(App and web page records)
★ ★ ★ ★ ★
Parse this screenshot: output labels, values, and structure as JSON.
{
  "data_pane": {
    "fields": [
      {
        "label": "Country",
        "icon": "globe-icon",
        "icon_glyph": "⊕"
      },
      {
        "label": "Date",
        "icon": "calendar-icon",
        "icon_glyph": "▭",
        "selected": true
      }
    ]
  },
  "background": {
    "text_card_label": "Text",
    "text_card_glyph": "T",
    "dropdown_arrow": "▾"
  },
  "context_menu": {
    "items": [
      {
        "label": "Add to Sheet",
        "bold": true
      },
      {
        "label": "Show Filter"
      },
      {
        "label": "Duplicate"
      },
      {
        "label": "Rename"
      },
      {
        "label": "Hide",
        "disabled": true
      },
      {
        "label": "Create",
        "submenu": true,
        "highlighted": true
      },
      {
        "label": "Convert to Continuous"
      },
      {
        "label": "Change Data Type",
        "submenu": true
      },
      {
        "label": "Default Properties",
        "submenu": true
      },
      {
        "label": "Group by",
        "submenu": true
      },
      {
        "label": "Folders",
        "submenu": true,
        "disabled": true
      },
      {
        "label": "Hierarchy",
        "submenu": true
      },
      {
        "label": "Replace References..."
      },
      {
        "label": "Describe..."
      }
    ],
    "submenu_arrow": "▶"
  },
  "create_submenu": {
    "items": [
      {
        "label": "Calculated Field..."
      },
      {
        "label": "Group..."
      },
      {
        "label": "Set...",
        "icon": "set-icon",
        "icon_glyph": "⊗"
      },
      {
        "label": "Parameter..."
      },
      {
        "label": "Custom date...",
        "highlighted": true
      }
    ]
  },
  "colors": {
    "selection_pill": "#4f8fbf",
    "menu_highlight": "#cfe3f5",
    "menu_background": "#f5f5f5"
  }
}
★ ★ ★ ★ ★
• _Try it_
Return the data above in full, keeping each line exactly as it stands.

• _Task solution_
Parse this screenshot: output labels, values, and structure as JSON.
{
  "data_pane": {
    "fields": [
      {
        "label": "Country",
        "icon": "globe-icon",
        "icon_glyph": "⊕"
      },
      {
        "label": "Date",
        "icon": "calendar-icon",
        "icon_glyph": "▭",
        "selected": true
      }
    ]
  },
  "background": {
    "text_card_label": "Text",
    "text_card_glyph": "T",
    "dropdown_arrow": "▾"
  },
  "context_menu": {
    "items": [
      {
        "label": "Add to Sheet",
        "bold": true
      },
      {
        "label": "Show Filter"
      },
      {
        "label": "Duplicate"
      },
      {
        "label": "Rename"
      },
      {
        "label": "Hide",
        "disabled": true
      },
      {
        "label": "Create",
        "submenu": true,
        "highlighted": true
      },
      {
        "label": "Convert to Continuous"
      },
      {
        "label": "Change Data Type",
        "submenu": true
      },
      {
        "label": "Default Properties",
        "submenu": true
      },
      {
        "label": "Group by",
        "submenu": true
      },
      {
        "label": "Folders",
        "submenu": true,
        "disabled": true
      },
      {
        "label": "Hierarchy",
        "submenu": true
      },
      {
        "label": "Replace References..."
      },
      {
        "label": "Describe..."
      }
    ],
    "submenu_arrow": "▶"
  },
  "create_submenu": {
    "items": [
      {
        "label": "Calculated Field..."
      },
      {
        "label": "Group..."
      },
      {
        "label": "Set...",
        "icon": "set-icon",
        "icon_glyph": "⊗"
      },
      {
        "label": "Parameter..."
      },
      {
        "label": "Custom date...",
        "highlighted": true
      }
    ]
  },
  "colors": {
    "selection_pill": "#4f8fbf",
    "menu_highlight": "#cfe3f5",
    "menu_background": "#f5f5f5"
  }
}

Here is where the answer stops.